● DESCRIPTION OF THE TASK: The answer should contain all of the records below, each one copied word for word.

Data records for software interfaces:

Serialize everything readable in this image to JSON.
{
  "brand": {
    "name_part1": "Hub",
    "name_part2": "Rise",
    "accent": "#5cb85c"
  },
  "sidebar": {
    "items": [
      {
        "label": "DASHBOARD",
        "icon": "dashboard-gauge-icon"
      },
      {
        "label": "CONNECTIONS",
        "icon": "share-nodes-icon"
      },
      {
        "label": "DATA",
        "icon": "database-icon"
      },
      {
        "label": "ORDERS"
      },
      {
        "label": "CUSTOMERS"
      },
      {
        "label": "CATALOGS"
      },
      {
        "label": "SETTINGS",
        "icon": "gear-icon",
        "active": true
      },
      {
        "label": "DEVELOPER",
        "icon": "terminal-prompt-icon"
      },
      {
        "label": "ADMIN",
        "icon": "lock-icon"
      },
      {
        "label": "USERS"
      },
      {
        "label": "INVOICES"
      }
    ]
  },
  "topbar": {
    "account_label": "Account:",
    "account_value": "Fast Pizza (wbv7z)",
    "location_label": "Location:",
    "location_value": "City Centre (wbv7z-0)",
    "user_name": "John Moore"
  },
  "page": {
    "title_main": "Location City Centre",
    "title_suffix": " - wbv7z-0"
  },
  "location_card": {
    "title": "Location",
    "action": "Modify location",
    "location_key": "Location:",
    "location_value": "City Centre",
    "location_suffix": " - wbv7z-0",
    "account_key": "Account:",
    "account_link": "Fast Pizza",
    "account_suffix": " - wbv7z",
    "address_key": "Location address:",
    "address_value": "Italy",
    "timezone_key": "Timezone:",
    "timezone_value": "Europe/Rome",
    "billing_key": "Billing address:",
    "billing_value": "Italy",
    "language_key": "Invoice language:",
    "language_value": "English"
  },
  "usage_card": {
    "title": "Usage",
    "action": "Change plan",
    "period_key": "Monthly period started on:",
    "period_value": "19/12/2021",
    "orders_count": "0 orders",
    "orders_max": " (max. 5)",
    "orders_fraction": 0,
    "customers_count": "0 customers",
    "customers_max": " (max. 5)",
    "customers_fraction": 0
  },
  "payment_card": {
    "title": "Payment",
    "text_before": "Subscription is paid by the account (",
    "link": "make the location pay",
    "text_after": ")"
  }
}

● TASK OUTPUT:
Serialize everything readable in this image to JSON.
{
  "brand": {
    "name_part1": "Hub",
    "name_part2": "Rise",
    "accent": "#5cb85c"
  },
  "sidebar": {
    "items": [
      {
        "label": "DASHBOARD",
        "icon": "dashboard-gauge-icon"
      },
      {
        "label": "CONNECTIONS",
        "icon": "share-nodes-icon"
      },
      {
        "label": "DATA",
        "icon": "database-icon"
      },
      {
        "label": "ORDERS"
      },
      {
        "label": "CUSTOMERS"
      },
      {
        "label": "CATALOGS"
      },
      {
        "label": "SETTINGS",
        "icon": "gear-icon",
        "active": true
      },
      {
        "label": "DEVELOPER",
        "icon": "terminal-prompt-icon"
      },
      {
        "label": "ADMIN",
        "icon": "lock-icon"
      },
      {
        "label": "USERS"
      },
      {
        "label": "INVOICES"
      }
    ]
  },
  "topbar": {
    "account_label": "Account:",
    "account_value": "Fast Pizza (wbv7z)",
    "location_label": "Location:",
    "location_value": "City Centre (wbv7z-0)",
    "user_name": "John Moore"
  },
  "page": {
    "title_main": "Location City Centre",
    "title_suffix": " - wbv7z-0"
  },
  "location_card": {
    "title": "Location",
    "action": "Modify location",
    "location_key": "Location:",
    "location_value": "City Centre",
    "location_suffix": " - wbv7z-0",
    "account_key": "Account:",
    "account_link": "Fast Pizza",
    "account_suffix": " - wbv7z",
    "address_key": "Location address:",
    "address_value": "Italy",
    "timezone_key": "Timezone:",
    "timezone_value": "Europe/Rome",
    "billing_key": "Billing address:",
    "billing_value": "Italy",
    "language_key": "Invoice language:",
    "language_value": "English"
  },
  "usage_card": {
    "title": "Usage",
    "action": "Change plan",
    "period_key": "Monthly period started on:",
    "period_value": "19/12/2021",
    "orders_count": "0 orders",
    "orders_max": " (max. 5)",
    "orders_fraction": 0,
    "customers_count": "0 customers",
    "customers_max": " (max. 5)",
    "customers_fraction": 0
  },
  "payment_card": {
    "title": "Payment",
    "text_before": "Subscription is paid by the account (",
    "link": "make the location pay",
    "text_after": ")"
  }
}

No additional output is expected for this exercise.